As a Sole Trader, one of the upsides is being able to work for yourself, choose your own hours, your own jobs, having no-one to answer to. But a huge part of being self-employed, or a sole trader as it is otherwise known, is that you have to calculate and pay your own taxes, rather than the luxury of salaried jobs where the tax is automatically deducted from your monthly wage.
However, it is important to remember that as a sole trader, you can only be taxed on your profits. That means any expenses, won’t be taxed and so should be claimed back, and it is up to you to sort between the profit and the expenses. These need to be accurate and backed up with receipts. And remember, you are legally bound to keep these records for six years. So what can you claim for?
What Counts as an Expense?
Sole traders can claim back any expenses that relate directly to their business in much the same way as limited companies. The rule of thumb when claiming for any expenses is that you can only claim for expenses which are ‘wholly and exclusively’ incurred in the performance of your service. There may be some expenses you are already aware that you can claim, such as staff salaries, stock and uniforms. But below are a few expenses you may not know you should be claiming:
You can include business stationery, printing costs (including ink), and postage. You can also include business equipment like computers and printers and computer software.
You can include business-related car or van costs, including vehicle insurance, fuel, hire charges, repairs, servicing and breakdown cover. You can also include business travel by train, bus, plane or taxi, and hotel rooms and meals during overnight business trips. Note that travel for meetings, site visits etc. is included, but you can’t claim for the cost of travelling between home and work.
Legal and financial costs

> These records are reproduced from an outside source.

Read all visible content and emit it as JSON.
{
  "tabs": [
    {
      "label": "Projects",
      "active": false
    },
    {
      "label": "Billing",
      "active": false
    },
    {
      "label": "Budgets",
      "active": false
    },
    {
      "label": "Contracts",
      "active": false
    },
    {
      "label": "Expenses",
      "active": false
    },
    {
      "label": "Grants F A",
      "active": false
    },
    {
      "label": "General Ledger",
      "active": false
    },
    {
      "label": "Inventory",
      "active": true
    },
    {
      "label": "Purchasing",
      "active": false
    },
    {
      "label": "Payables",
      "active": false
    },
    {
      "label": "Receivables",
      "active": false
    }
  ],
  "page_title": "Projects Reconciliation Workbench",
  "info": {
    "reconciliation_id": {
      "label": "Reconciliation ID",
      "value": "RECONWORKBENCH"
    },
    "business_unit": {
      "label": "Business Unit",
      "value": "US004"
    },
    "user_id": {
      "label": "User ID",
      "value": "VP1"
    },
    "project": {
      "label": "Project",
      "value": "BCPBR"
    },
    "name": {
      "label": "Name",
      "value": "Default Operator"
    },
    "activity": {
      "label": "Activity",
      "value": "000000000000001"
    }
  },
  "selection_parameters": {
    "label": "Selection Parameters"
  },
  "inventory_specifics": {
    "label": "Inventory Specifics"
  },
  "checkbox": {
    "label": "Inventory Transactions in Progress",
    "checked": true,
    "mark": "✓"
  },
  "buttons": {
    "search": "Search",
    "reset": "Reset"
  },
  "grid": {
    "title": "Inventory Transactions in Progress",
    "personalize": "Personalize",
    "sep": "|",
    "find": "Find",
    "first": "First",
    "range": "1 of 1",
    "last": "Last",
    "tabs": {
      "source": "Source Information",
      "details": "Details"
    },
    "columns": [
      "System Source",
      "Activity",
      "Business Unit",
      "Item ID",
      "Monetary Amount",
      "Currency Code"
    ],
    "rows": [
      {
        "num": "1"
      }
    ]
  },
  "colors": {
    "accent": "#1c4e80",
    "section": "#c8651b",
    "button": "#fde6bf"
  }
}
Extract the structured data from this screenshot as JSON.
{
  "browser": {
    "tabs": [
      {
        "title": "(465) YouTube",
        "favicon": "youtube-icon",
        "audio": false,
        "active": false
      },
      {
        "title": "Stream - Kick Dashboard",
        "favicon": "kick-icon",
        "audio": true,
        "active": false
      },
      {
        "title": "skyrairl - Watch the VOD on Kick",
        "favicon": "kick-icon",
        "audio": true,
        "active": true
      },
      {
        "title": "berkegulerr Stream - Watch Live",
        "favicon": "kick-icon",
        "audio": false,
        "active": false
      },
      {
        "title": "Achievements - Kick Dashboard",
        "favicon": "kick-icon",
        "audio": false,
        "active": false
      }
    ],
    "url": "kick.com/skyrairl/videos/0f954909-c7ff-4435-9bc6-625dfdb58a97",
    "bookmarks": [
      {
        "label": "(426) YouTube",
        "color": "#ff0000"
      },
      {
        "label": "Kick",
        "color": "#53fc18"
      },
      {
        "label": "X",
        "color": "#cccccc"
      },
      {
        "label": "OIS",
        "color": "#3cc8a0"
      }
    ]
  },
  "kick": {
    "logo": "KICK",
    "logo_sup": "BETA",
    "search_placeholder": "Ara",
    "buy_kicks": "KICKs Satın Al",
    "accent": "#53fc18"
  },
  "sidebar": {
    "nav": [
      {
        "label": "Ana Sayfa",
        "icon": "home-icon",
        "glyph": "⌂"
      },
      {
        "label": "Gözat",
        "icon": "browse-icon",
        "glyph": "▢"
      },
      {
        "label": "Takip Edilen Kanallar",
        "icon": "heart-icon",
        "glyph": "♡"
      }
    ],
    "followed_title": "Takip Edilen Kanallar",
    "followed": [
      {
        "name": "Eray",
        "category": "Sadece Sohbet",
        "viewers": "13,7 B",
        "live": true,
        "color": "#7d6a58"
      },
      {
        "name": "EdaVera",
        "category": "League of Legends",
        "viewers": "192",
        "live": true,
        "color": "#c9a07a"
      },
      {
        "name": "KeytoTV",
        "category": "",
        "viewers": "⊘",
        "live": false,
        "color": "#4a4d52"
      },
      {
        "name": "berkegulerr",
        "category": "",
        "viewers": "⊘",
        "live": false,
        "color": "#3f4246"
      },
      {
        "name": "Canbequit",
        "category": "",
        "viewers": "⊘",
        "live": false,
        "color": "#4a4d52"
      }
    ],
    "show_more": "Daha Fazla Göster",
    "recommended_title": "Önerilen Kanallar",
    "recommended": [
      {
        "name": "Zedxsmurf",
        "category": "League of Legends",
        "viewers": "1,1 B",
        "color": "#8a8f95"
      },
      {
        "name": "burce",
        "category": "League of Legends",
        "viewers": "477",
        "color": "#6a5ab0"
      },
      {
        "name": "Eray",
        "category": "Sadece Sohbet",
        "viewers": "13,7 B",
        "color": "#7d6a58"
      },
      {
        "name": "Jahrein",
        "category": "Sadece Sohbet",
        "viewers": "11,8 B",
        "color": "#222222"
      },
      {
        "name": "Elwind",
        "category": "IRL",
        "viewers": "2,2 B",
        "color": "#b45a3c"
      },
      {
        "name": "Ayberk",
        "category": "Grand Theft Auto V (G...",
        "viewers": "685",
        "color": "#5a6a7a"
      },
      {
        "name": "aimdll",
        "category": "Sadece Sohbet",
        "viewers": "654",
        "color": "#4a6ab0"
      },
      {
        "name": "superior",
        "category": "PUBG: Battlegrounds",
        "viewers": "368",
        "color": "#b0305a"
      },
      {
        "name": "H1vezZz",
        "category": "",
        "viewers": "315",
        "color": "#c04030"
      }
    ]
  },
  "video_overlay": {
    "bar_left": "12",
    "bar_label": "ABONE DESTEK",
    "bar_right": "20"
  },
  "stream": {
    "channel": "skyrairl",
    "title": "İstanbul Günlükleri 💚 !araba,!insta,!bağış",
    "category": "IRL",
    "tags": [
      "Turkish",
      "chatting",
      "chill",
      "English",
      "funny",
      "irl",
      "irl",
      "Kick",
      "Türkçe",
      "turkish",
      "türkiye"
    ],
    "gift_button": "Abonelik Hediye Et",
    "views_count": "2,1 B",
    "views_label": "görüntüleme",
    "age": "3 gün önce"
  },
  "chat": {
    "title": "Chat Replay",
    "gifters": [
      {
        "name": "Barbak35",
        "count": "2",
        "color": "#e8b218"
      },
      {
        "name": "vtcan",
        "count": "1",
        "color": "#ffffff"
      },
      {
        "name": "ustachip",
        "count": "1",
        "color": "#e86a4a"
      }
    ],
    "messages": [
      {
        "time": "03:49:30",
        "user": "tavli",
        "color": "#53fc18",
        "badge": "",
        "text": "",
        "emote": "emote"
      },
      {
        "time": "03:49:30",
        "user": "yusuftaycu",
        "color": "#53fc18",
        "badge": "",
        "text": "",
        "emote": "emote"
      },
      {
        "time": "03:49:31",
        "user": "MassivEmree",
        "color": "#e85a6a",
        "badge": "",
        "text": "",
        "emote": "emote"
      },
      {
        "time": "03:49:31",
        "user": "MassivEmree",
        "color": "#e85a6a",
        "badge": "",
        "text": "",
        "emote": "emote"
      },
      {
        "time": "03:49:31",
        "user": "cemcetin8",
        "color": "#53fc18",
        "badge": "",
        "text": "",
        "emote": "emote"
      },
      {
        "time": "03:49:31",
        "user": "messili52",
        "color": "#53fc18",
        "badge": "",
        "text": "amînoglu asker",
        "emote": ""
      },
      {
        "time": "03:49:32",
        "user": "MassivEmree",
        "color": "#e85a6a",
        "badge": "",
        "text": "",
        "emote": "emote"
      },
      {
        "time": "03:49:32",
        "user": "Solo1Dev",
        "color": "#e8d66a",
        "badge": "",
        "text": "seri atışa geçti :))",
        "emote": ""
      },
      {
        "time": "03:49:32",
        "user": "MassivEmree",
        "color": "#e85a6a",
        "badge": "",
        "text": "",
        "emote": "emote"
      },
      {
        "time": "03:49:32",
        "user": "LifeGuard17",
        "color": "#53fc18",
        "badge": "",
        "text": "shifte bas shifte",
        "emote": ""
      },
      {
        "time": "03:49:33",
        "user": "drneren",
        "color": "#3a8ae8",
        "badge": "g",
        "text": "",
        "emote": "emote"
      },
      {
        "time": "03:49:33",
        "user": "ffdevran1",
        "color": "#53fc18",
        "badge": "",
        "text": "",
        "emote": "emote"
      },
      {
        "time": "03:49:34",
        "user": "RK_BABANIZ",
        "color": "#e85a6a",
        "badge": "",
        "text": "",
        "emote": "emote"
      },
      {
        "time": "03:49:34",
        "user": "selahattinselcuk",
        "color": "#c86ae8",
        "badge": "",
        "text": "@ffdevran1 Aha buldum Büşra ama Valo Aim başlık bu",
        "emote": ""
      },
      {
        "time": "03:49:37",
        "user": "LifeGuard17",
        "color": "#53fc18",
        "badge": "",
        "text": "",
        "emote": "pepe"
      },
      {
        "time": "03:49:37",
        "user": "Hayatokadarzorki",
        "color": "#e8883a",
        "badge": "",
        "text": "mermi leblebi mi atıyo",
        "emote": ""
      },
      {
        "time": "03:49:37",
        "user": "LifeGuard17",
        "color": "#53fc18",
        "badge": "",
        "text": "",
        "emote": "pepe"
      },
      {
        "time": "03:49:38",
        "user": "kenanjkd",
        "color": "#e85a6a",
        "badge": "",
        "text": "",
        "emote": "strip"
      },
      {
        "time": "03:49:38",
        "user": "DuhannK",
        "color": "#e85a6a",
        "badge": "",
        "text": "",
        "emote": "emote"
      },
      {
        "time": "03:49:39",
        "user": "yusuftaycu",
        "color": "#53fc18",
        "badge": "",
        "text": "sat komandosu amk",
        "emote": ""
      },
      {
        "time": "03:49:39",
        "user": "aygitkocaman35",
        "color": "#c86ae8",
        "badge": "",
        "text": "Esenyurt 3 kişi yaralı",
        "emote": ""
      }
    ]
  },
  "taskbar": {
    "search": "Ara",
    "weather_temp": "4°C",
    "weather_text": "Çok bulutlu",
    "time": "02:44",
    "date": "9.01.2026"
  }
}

If you need to hire a professional like an accountant, a solicitor, a surveyor or an architect for business reasons, you can include the cost in your calculation. You can also include bank overdraft and credit card charges, interest on bank and business loans, hire purchase interest and leasing payments.
You can include the cost of business insurance, for example, public liability insurance and professional indemnity insurance.
The cost of marketing including newspaper advertising, directory listings, mailshots, free samples and website costs can be claimed.
You can include the cost of membership to trade bodies or professional membership organisations if they’re relevant to your business, and the cost of subscriptions to trade or professional journals.
Tax is important, and mistakes can be hugely costly. Make sure you have hired a trusted accountant to do the hard work for you and take the stress out of taxes. If you are a sole trader and need help or advice claiming expenses, or paying your tax correctly, get in touch with Aston Black today.